In his first book, artist and writer Cieradkowski combines a passion for the sport (nurtured by his late father, who he says inspired this project) with his credentials as a graphic designer, where his credits include the graphics at the Baltimore Orioles’ Camden Yards.
This book represents a natural progression from the author’s Infinite Baseball Card Set blog, where he continues to design cards for players who never had them (as well as some who have)—not the bubble-gum cards of the modern era but “the beautiful old tobacco cards that were manufactured at the turn of the century.” Such illustrations—and others, some full page—accompany anecdotal remembrances of the famous (at early stages of their careers), the infamous (the Black Sox and more violent criminals), the little known and those better known for other achievements. If you want a baseball card illustration of Eisenhower, Castro and Sinatra, this is your book. Prodigious research informs both the art and the text, though much within the latter will be familiar to those who have read the same baseball books the artist has. But even the well-known career of Pete Reiser, “the stuff of tragic legend,” merits celebrating again, while the tales of radicals who immigrated to Russia and brought baseball with them or the hurlers who used their strong arms with hand grenades (American and Japanese alike) will be fresh for all but the most ardent baseball historians. Pretty much every country where there is baseball has its own Babe Ruth, and they’re all represented here (as is Ruth). While newer generations of baseball fanatics have become more numbers oriented, the author is an old-school throwback who highlights the players in terms of their personalities.

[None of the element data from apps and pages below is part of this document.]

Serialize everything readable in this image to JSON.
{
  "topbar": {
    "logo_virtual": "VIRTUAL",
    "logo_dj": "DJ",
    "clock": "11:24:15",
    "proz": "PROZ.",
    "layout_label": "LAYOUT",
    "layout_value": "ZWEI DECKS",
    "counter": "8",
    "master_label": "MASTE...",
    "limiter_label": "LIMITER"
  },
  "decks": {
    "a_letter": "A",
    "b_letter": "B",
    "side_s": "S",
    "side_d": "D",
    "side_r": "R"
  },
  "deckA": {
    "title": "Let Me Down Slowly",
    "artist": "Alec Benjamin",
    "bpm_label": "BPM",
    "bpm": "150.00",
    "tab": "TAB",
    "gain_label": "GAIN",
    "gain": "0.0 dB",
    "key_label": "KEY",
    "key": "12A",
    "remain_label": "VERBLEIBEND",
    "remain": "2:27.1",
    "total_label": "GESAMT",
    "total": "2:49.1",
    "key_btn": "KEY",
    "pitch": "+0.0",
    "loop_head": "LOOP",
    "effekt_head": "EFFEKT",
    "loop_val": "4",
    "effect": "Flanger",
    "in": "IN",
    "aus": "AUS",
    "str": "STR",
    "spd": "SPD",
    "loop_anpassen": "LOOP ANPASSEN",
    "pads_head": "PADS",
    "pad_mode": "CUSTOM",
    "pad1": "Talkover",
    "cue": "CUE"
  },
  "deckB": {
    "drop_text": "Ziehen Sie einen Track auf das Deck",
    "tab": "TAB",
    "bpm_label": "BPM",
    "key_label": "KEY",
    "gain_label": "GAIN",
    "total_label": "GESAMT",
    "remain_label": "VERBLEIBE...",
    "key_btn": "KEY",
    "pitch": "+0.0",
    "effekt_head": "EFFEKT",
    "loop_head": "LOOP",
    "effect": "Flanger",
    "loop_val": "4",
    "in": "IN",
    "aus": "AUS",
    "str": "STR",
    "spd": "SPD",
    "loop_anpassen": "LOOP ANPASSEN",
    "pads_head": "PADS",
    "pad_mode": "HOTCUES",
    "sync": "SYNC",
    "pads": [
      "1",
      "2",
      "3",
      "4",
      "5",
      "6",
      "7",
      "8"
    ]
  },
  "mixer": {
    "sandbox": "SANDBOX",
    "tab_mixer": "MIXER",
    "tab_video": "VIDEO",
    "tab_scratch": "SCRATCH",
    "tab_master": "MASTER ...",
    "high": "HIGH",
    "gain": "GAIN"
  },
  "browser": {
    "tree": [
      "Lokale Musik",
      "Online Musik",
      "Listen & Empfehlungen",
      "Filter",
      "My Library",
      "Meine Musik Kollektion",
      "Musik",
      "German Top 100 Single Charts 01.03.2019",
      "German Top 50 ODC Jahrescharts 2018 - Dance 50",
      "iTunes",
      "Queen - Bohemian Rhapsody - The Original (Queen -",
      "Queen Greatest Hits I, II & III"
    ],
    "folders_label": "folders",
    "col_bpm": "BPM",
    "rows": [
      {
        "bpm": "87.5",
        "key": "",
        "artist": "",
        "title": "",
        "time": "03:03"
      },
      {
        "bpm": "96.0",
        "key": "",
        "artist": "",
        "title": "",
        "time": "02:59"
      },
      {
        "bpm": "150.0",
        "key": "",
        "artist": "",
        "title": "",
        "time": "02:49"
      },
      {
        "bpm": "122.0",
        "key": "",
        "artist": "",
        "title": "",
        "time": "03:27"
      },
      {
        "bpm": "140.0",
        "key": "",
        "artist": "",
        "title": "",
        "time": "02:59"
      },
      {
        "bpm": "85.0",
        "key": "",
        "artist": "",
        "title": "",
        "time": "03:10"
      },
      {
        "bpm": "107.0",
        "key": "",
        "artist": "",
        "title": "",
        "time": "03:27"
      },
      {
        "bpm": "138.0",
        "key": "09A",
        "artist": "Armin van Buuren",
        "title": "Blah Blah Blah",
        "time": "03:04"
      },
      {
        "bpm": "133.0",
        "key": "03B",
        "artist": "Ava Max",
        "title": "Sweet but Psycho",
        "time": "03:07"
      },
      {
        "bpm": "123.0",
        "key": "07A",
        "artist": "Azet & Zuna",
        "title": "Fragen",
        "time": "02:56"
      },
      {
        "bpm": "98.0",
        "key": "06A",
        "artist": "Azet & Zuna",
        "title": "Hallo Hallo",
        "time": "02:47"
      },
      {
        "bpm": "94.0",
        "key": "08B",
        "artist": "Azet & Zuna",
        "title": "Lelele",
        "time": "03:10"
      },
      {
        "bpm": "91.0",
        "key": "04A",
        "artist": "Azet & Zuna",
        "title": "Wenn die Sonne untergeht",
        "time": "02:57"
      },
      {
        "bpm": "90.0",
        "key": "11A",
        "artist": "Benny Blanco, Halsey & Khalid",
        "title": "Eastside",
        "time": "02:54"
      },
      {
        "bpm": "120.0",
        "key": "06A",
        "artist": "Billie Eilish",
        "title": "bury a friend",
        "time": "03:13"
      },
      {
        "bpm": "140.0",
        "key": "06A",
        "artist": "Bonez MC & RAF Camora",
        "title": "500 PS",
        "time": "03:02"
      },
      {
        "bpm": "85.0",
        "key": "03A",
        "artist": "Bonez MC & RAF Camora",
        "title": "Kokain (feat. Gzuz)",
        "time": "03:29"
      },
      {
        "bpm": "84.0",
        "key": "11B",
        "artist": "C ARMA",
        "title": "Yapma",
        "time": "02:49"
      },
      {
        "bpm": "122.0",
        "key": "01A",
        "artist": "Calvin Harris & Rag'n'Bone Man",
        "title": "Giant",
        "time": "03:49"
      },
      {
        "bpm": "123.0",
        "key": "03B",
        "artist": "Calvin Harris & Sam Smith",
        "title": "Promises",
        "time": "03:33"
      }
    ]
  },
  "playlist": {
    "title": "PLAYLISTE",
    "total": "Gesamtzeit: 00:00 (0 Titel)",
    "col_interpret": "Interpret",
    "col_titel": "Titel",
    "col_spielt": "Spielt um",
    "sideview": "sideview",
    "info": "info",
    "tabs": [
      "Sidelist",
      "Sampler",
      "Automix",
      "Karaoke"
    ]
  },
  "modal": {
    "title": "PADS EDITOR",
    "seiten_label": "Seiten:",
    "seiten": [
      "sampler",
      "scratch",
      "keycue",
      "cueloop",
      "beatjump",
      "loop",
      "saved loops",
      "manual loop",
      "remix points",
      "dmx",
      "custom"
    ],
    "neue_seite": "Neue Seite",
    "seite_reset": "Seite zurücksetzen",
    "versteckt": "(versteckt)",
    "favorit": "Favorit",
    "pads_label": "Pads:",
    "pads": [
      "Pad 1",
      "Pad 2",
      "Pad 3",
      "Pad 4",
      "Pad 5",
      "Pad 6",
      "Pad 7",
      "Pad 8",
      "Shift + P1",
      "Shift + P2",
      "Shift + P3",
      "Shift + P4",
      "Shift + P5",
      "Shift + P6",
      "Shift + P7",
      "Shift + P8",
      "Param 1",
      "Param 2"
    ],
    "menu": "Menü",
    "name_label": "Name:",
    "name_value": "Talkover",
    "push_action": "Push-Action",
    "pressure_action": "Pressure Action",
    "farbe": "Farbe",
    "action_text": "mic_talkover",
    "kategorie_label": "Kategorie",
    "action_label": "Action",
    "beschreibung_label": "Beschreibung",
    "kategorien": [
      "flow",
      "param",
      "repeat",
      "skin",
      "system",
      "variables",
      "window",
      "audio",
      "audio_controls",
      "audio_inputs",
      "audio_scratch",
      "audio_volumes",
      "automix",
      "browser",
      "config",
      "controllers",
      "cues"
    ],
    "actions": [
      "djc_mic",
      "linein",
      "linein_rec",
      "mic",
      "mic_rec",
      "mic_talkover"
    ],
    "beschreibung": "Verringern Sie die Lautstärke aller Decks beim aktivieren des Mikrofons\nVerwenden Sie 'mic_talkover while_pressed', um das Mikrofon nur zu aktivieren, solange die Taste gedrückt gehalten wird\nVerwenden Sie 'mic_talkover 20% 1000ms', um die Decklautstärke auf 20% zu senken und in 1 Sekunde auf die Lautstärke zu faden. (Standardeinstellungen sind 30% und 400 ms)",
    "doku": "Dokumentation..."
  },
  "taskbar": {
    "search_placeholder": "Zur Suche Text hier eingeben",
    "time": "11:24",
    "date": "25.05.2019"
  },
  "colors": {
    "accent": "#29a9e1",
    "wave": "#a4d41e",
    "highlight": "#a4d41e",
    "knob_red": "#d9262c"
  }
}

He effectively evokes a golden era of what was once the national pastime.
Baseball fanatics will love this illumination of the sport’s colorful past.